If you have a Thanksgiving or Christmas cactus and have had problems getting the plant to rebloom year after year, the likely solution lies in providing the correct light and temperature.
Our family has an excursion planned tomorrow to get our Christmas tree. It amuses me how this ritual has changed since moving to Virginia.
T’is the season for making wreaths!
Saturday’s article on holiday cacti talked about the leaves being the key to correct plant identification. Now, maybe you don’t care which plant you’re growing, but, if you’re like me, you do.
A couple of weeks ago, I came across a mention of a plant called a Thanksgiving cactus, something I’d never heard of. That led to some research, which, in turn, led to an examination of my own Christmas cactus, a plant I’ve been growing for over 15 years.
Here’s another hostess gift idea, in time for the holidays.
Been invited to someone’s home for the holidays this week? If you’re looking for a gardening-related hostess gift, potted herbs are always nice, particularly if you’re visiting the home of someone who likes to cook.
For those of you who are interested in becoming Master Gardeners, the New River Valley Master Gardener Training Program is now accepting applications for the 2015 class.
Last winter’s brutal cold cost us a favorite rose bush. I have to admit that I’m not always the best about taking the time to provide some protection for the cold for shrubs. I prefer plants that thrive on their own without my help, but I really did like this rose and was very sorry to lose it.
In Saturday’s article on the Junior Master Gardener program, I recommended the JMG website, which is good for any kid interested in gardening, even if they aren't serious enough to enter JMG.
Two free events are happening today, November 17, at the Roanoke Council of Garden Clubs.
Yesterday’s article about the Junior Master Gardener program contained references to several organizations. Here are the links if you’d like to learn more.
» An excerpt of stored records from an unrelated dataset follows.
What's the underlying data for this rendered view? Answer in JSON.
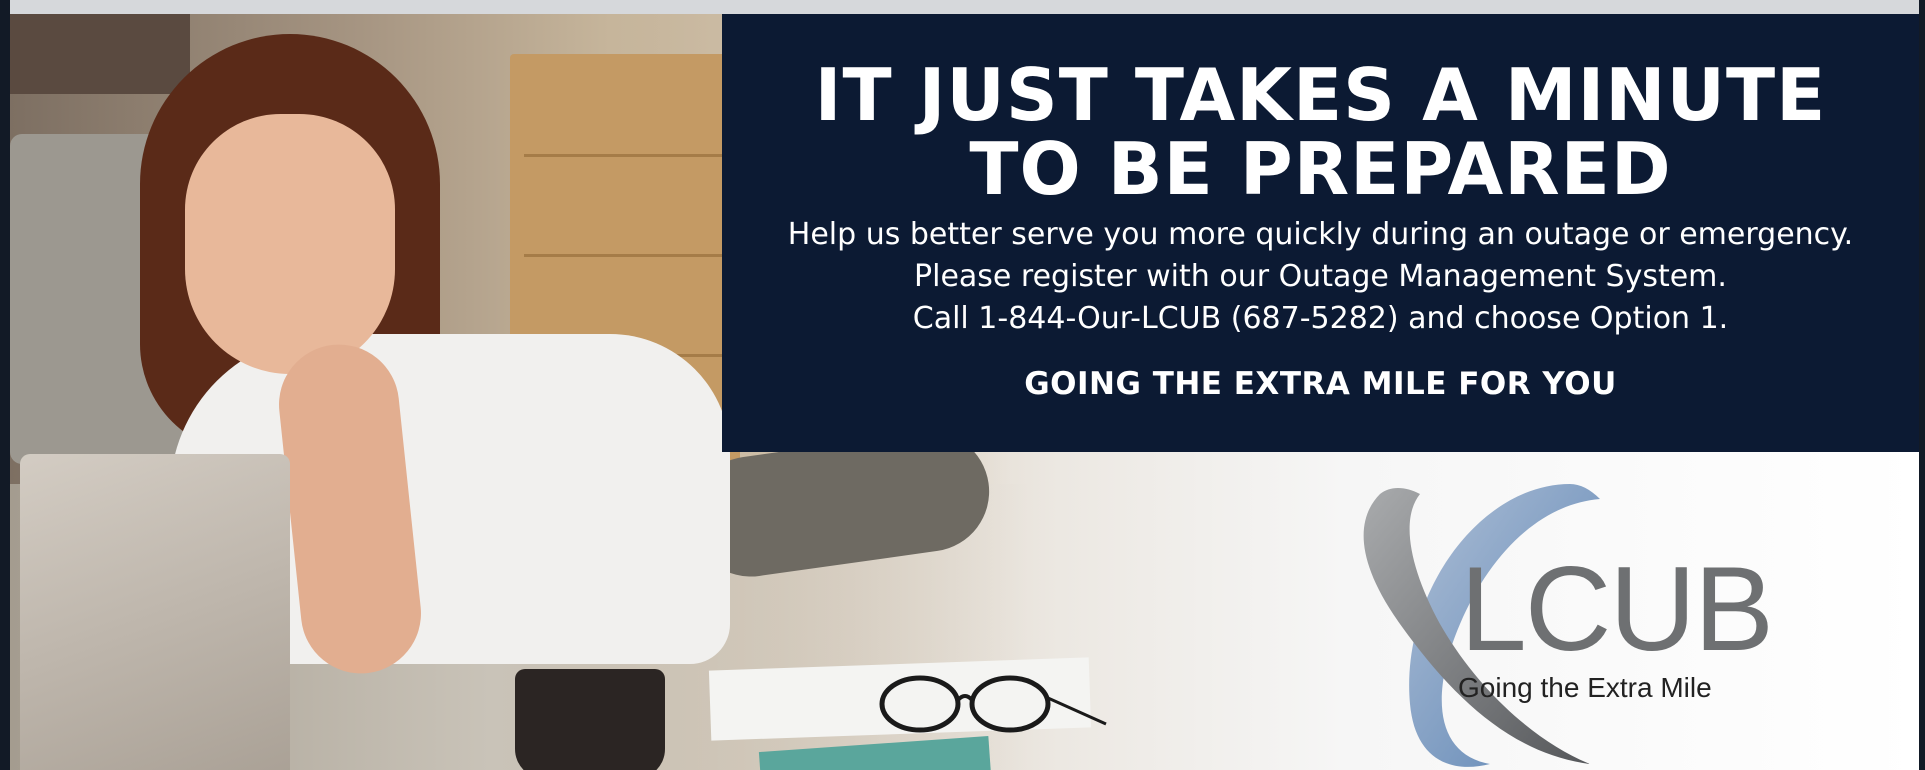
{
  "panel": {
    "headline_line1": "IT JUST TAKES A MINUTE",
    "headline_line2": "TO BE PREPARED",
    "body_line1": "Help us better serve you more quickly during an outage or emergency.",
    "body_line2": "Please register with our Outage Management System.",
    "body_line3": "Call 1-844-Our-LCUB (687-5282) and choose Option 1.",
    "tagline": "GOING THE EXTRA MILE FOR YOU",
    "background_color": "#0c1a33",
    "text_color": "#ffffff"
  },
  "logo": {
    "wordmark": "LCUB",
    "slogan": "Going the Extra Mile",
    "swoosh_colors": [
      "#5b83b3",
      "#7b7d80"
    ]
  },
  "photo": {
    "icon": "woman-with-laptop-photo"
  }
}
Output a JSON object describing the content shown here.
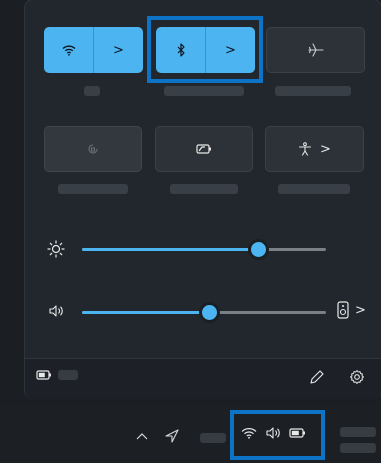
{
  "quick_settings": {
    "tiles_row1": [
      {
        "name": "wifi",
        "active": true,
        "has_arrow": true,
        "icon": "wifi-icon"
      },
      {
        "name": "bluetooth",
        "active": true,
        "has_arrow": true,
        "icon": "bluetooth-icon",
        "highlighted": true
      },
      {
        "name": "airplane-mode",
        "active": false,
        "has_arrow": false,
        "icon": "airplane-icon"
      }
    ],
    "tiles_row2": [
      {
        "name": "rotation-lock",
        "active": false,
        "disabled": true,
        "icon": "rotation-lock-icon"
      },
      {
        "name": "battery-saver",
        "active": false,
        "icon": "battery-saver-icon"
      },
      {
        "name": "accessibility",
        "active": false,
        "has_arrow": true,
        "icon": "accessibility-icon"
      }
    ],
    "arrow_glyph": ">",
    "brightness": {
      "icon": "brightness-icon",
      "level": 0.72
    },
    "volume": {
      "icon": "speaker-icon",
      "level": 0.52,
      "output_icon": "audio-output-icon",
      "arrow": ">"
    },
    "footer": {
      "battery_icon": "battery-icon",
      "edit_icon": "pencil-icon",
      "settings_icon": "gear-icon"
    }
  },
  "taskbar": {
    "overflow_icon": "chevron-up-icon",
    "location_icon": "location-arrow-icon",
    "system_tray": [
      "wifi-icon",
      "speaker-icon",
      "battery-icon"
    ],
    "tray_highlighted": true
  },
  "colors": {
    "accent": "#4cb4f0",
    "highlight": "#0d73c7",
    "panel": "#22272d"
  }
}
Check out today’s article to learn more about the Junior Master Gardener program, a horticulture and science education program based on the Cooperative Extension’s Master Gardener program for adults.
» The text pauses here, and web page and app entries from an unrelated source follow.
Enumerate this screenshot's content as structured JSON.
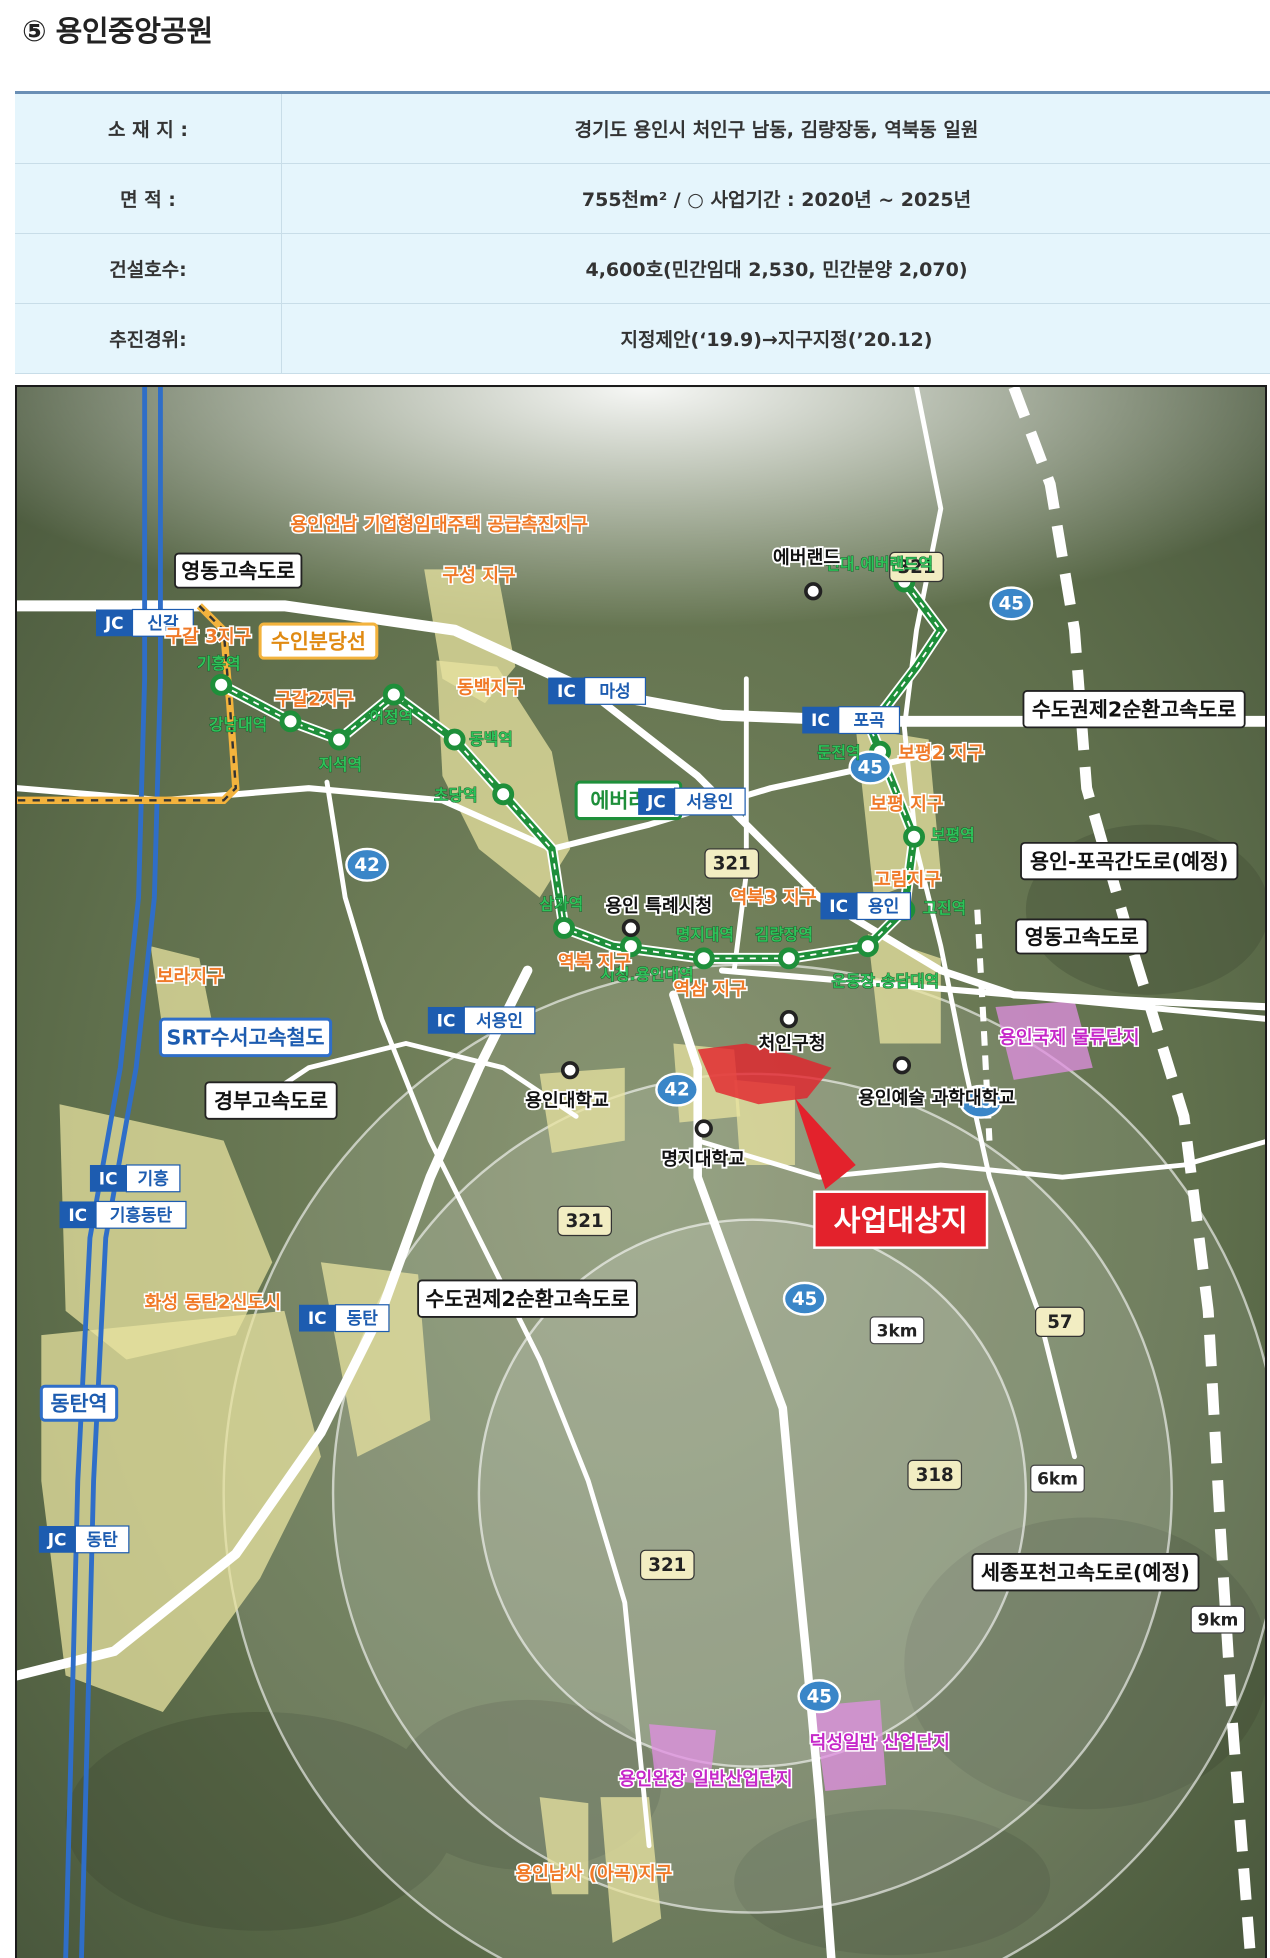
{
  "title": "⑤ 용인중앙공원",
  "info": [
    {
      "key": "소 재 지 :",
      "value": "경기도 용인시 처인구 남동, 김량장동, 역북동 일원"
    },
    {
      "key": "면 적 :",
      "value": "755천m² / ○ 사업기간 : 2020년 ~ 2025년"
    },
    {
      "key": "건설호수:",
      "value": "4,600호(민간임대 2,530, 민간분양 2,070)"
    },
    {
      "key": "추진경위:",
      "value": "지정제안(‘19.9)→지구지정(’20.12)"
    }
  ],
  "map": {
    "colors": {
      "terrain": "#5e6e4e",
      "district": "#e8e3a0",
      "road": "#ffffff",
      "rail": "#1e8f3a",
      "target": "#e3222c",
      "industrial": "#d46fd8",
      "label_orange": "#f07a28"
    },
    "road_labels": {
      "yeongdong_nw": "영동고속도로",
      "capital_ring_ne": "수도권제2순환고속도로",
      "yongin_pogok": "용인-포곡간도로(예정)",
      "yeongdong_e": "영동고속도로",
      "srt": "SRT수서고속철도",
      "gyeongbu": "경부고속도로",
      "capital_ring_s": "수도권제2순환고속도로",
      "sejong_pocheon": "세종포천고속도로(예정)",
      "suin_bundang": "수인분당선",
      "everline": "에버라인"
    },
    "interchanges": [
      {
        "type": "JC",
        "name": "신갈"
      },
      {
        "type": "IC",
        "name": "마성"
      },
      {
        "type": "IC",
        "name": "포곡"
      },
      {
        "type": "JC",
        "name": "서용인"
      },
      {
        "type": "IC",
        "name": "용인"
      },
      {
        "type": "IC",
        "name": "서용인"
      },
      {
        "type": "IC",
        "name": "기흥"
      },
      {
        "type": "IC",
        "name": "기흥동탄"
      },
      {
        "type": "IC",
        "name": "동탄"
      },
      {
        "type": "JC",
        "name": "동탄"
      }
    ],
    "route_numbers": {
      "r321_top": "321",
      "r45_top": "45",
      "r45_mid": "45",
      "r42_w": "42",
      "r321_mid": "321",
      "r42_c": "42",
      "r45_e": "45",
      "r321_low": "321",
      "r45_c": "45",
      "r57": "57",
      "r318": "318",
      "r321_bot": "321",
      "r45_bot": "45"
    },
    "distances": [
      "3km",
      "6km",
      "9km"
    ],
    "stations": {
      "giheung": "기흥역",
      "gangnam": "강남대역",
      "jiseok": "지석역",
      "eojeong": "어정역",
      "dongbaek": "동백역",
      "chodang": "초당역",
      "samga": "삼가역",
      "sicheong": "시청.용인대역",
      "myeongji": "명지대역",
      "gimnyangjang": "김량장역",
      "undong": "운동장.송담대역",
      "gojin": "고진역",
      "bopyeong": "보평역",
      "dunjeon": "둔전역",
      "everland": "전대.에버랜드역",
      "dongtan": "동탄역"
    },
    "districts": {
      "yongin_eonnam": "용인언남 기업형임대주택 공급촉진지구",
      "guseong": "구성 지구",
      "gugal3": "구갈 3지구",
      "gugal2": "구갈2지구",
      "dongbaek": "동백지구",
      "bora": "보라지구",
      "bopyeong2": "보평2 지구",
      "bopyeong": "보평 지구",
      "gorim": "고림지구",
      "yeokbuk3": "역북3 지구",
      "yeokbuk": "역북 지구",
      "yeoksam": "역삼 지구",
      "hwaseong": "화성 동탄2신도시",
      "namsa": "용인남사 (아곡)지구"
    },
    "industrial": {
      "logistics": "용인국제 물류단지",
      "deokseong": "덕성일반 산업단지",
      "wanjang": "용인완장 일반산업단지"
    },
    "landmarks": {
      "everland": "에버랜드",
      "city_hall": "용인 특례시청",
      "cheoin_office": "처인구청",
      "yongin_univ": "용인대학교",
      "myongji_univ": "명지대학교",
      "art_college": "용인예술 과학대학교"
    },
    "target": "사업대상지"
  }
}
John William Castle, Jr., 87, of Moneta and former resident of Staten Island, N.Y. died Thursday, March 26, 2015.
Mary Miller Sizemore, 88, of Salem, passed away Tuesday, March 17, 2015. Graveside Services will be 11 a.m. Saturday, March 28, 2015, at Blue Ridge Memorial Gardens. Arrangements by John M. Oakey & Son in Salem, 540-389-5441.
Maxie Leon Young, 72, of Austinville, passed away Wednesday, March 25, 2015. Funeral Services will be 2 p.m. Saturday, March 28, 2015, at Vaughan-Guynn-McGrady Chapel, Hillsville, Va., 276-728-2041.
Benjamin David (Benny) Fuller, 54, of Glade Hill, passed away suddenly on Wednesday, March 25, 2015 at his home. He was preceded in death by his parents, Loney C. Fuller and Emma Lee Mitchell Fuller also; one brother, Donald Ray "Bongo" Fuller.